A Zimbabwean-born teenager based in Ethiopia has made history by becoming the youngest pilot in the country after he was awarded a commercial pilot licence at the age of 19.

Simbarashe Machigere was awarded the licence on May 5, 2019, by the East African Aviation School based in Addis Ababa, Ethiopia after flying solo at 29 hours of training.

Speaking to The Herald on Tuesday, Machigere said:

Training for a commercial pilot license was not an easy walk in the park. You needed to apply yourself intellectually, emotionally and physically. You really required undivided attention.

But I praise the Lord and also thank him for making me a Zimbabwean.

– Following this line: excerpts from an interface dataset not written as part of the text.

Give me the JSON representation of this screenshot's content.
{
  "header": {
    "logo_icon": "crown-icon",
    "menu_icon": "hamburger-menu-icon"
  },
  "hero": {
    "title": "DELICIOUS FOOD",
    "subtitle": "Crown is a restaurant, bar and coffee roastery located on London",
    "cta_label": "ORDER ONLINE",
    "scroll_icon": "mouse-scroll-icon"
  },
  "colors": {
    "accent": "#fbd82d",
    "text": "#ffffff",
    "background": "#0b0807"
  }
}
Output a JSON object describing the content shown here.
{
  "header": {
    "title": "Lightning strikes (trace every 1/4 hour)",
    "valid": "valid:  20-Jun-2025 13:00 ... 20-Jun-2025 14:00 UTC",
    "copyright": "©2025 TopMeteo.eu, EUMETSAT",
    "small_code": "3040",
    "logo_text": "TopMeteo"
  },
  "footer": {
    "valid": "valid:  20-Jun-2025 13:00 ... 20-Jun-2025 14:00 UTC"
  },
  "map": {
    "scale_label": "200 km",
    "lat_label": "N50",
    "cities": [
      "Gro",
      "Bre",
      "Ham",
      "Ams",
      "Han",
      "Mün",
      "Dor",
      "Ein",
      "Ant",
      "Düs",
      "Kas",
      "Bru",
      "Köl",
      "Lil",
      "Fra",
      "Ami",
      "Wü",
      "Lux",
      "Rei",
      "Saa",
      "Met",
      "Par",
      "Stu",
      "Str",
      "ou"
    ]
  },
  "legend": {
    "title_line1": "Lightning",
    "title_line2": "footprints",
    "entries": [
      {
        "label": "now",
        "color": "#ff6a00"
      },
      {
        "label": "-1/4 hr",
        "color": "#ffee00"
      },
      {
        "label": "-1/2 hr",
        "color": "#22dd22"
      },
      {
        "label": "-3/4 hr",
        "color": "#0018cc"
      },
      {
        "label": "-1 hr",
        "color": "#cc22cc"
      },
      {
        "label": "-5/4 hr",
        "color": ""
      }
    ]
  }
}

Being the youngest trainee in the East African Aviation School in Ethiopia, I have made history by flying solo at 29 hours of training. I couldn’t believe it but I made.

The youngster revealed that he intends to return home from the East African country and join a viable airline.

Simbarashe was born on July 3, 1999, in Bindura to Mr Saston Mapfaka Machigere, who is Minister-Counsellor at the Zimbabwean Embassy in Addis Ababa.

He did his primary education at Shashi Primary School and proceeded to do his High School at Greek Community School in Ethiopia.

More: The Herald

Quick NetOne, Telecel, Africom, And Econet Airtime Recharge

If anything goes wrong, click here to enter your query.


Bindura is a Town located in Mashonaland Central Province in Zimbabwe. Read More About Bindura


Back to top

6 comments on “Zimbabwean Teenager Breaks Records By Becoming Pilot At 19

  1. Don’t know much about flying hangu but solo at 29 hours is #1 bad, you should fly solo at 10 hours
    # commercial licence minimum is 200 hrs of flight training.
    Reporter needs to revisit his story.

  2. Kudos to the young man’s achievement but i must mention having flown before i soloed at 15 hours at 17 and got my licence before i turned 18.

  3. Wonderful, and just imagine how much cross sector talent has been compromised by the government of Zimbabwe since 1980 not talking about its ailing fleet currently, and hardly beyond what it was at independence.

Write a Comment

Your email address will not be published.